Engineering Success


In the lab, designing each minor experiment itself is an experience that takes one through the DBTL cycle. As outlined in our Lab Notebook, even staple molecular biology techniques like PCR and electroporation can prove to be challenging when approaching it for the first time with new organisms and parts to test.

The first wall we hit in our experimental journey was the amplification of our ordered sequences. After thoroughly checking the primers and matching them with the plasmid we were using, we were dejected to get our amplified products. Our first thought was to reduce the annealing temperature since the temperature calculated from the sequence information could have a slight deviation. After multiple iterations of this, we were able to get satisfactory results only by implementing touchdown PCR with a range of annealing temperatures. Finally, we were able to obtain all the amplified products by reducing our reaction volume which would have aided in better conduction of heat during the process.

Our next hurdle was the electroporation. Electroporation is shown to be the standard approach in transforming our recombinant DNA into L. lactis. However, we weren't able to obtain many colonies after the first attempt. This could have been due to the presence of chemicals in the cuvettes after disinfection from previous attempts, which could have degraded DNA. But even after thorough washing steps, we were able to only add 3 strains to our initial library of 10 strains. This issue is something we continued to struggle with as we couldn't successfully obtain variants of the larger natural RBS sequence that we randomized.

Despite these setbacks, we were able to generate an RBS library with sufficient variation for further metabolic engineering needs. This also shows that apart from the large-scale hypothesis testing-based DBTL cycles that one goes through in research, there are also the everyday decisions to contend with on how to run experiments and troubleshoot when things don't go your way. Being able to produce results both in the wet lab and dry lab and in the process learning how to circumvent/solve problems of daily research work is our engineering success.


DBTL Iteration 1

We designed and trained commonly used regression-based machine learning models such as a Linear Regressor, a Support Vector Machine Regressor, a k-Nearest Neighbour Regressor, and a Random Forest Regressor. We did not tune their hyperparameters and just measured their base performance. On testing these models, we found that the Random Forest performs best.

DBTL Iteration 2

We then compared the Random Forest to other ensemble-based models that use "boosting" techniques, such as an Adaptive Boosting Regressor and a Gradient Boosting Regressor. Suprisingly, the Random Forest still performed better, despite the use of boosting in the other models.

DBTL Iteration 3

We finally fine-tuned the hyperparameters of the Random Forest Regressor by performing grid search cross-validation. We found that the combination of parameters that work best were max_depth=80, max_features=3, min_samples_leaf=3, min_samples_split=8, n_estimators=50 for random_state=23. We compared the performance of our model against already existing ones, which showed very favourable results. This comparison is described in detail under the 'Software' page.

Thus, through the Design-Build-Test-Learn methodology, we identified the best performing machine learning to predict the relative expression of a gene given data about the chassis, temperature and the sequences of the RBS and the coding region.

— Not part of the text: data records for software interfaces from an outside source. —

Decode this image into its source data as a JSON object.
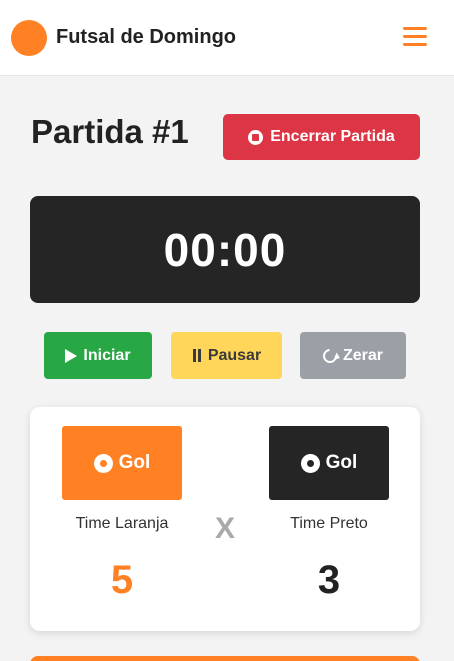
{
  "app": {
    "name": "Futsal de Domingo"
  },
  "match": {
    "title": "Partida #1",
    "end_label": "Encerrar Partida",
    "timer": "00:00"
  },
  "controls": {
    "start_label": "Iniciar",
    "pause_label": "Pausar",
    "reset_label": "Zerar"
  },
  "scoreboard": {
    "separator": "X",
    "teams": [
      {
        "name": "Time Laranja",
        "goal_label": "Gol",
        "score": "5",
        "color": "#ff8124"
      },
      {
        "name": "Time Preto",
        "goal_label": "Gol",
        "score": "3",
        "color": "#252525"
      }
    ]
  },
  "colors": {
    "brand": "#ff8124",
    "danger": "#dc3545",
    "success": "#28a745",
    "warning": "#ffd65a",
    "secondary": "#9aa0a6",
    "dark": "#252525"
  },
  "icons": [
    "logo-circle-icon",
    "hamburger-menu-icon",
    "stop-circle-icon",
    "play-icon",
    "pause-icon",
    "redo-icon",
    "soccer-ball-icon"
  ]
}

We employed the same strategy to evaluate different optimization algorithms that can be used to modify the RBS sequence to achieve a desired relative expression. We designed, implemented, and tested a Gradient Descent optimizer, a Simulated Annealing optimizer, and a Genetic Algorithm optimizer. Our testing indicated that the Genetic Algorithm yielded the most favorable results among the three models.

This strategy encompassed the following steps:

1. Design: The formulation of each optimization model, such as Gradient Descent, Simulated Annealing, and Genetic Algorithm, tailored to the specific requirements of the protein expression optimization task.

2. Build: The designed models were implemented into code, thus translating the theoretical constructs into functional algorithms. For Gradient Descent, we adjusted learning rates and convergence criteria, while for Simulated Annealing, temperature schedules and acceptance criteria were carefully optimized. In the case of the Genetic Algorithm, we fine-tuned parameters like population size, mutation rates, and selection strategies.

3. Test: We rigorously tested the optimization algorithms, considering time efficiency and correlation with target expression levels. Simulations were conducted to compare their performance. The Genetic Algorithm emerged as the optimal choice due to its efficient resource utilization, high correlation with target levels, and consistent performance across various scenarios.

4. Learn: The results obtained from this Design-Build-Test process indicated that the Genetic Algorithm produced the most favorable results among the three algorithms. This suggested to us that, in the context of optimizing gene expression, the Genetic Algorithm demonstrated superior performance in reaching the desired target, leading us to select it as the main optimization algorithm.

This thorough and systematic approach allowed us to gain a comprehensive understanding of the strengths and weaknesses of each algorithm in the context of protein expression optimization. It also highlighted the adaptability and robustness of the Genetic Algorithm in achieving the desired protein expression targets.

Our optimization algorithm was put to a final test by generating different RBS sequences for GFP expression in L. lactis. This were then implemented in the wet lab. The results of this testing reflected a good differentiation between high and low expressing RBS variants. The results are described in detail under the 'Results' page.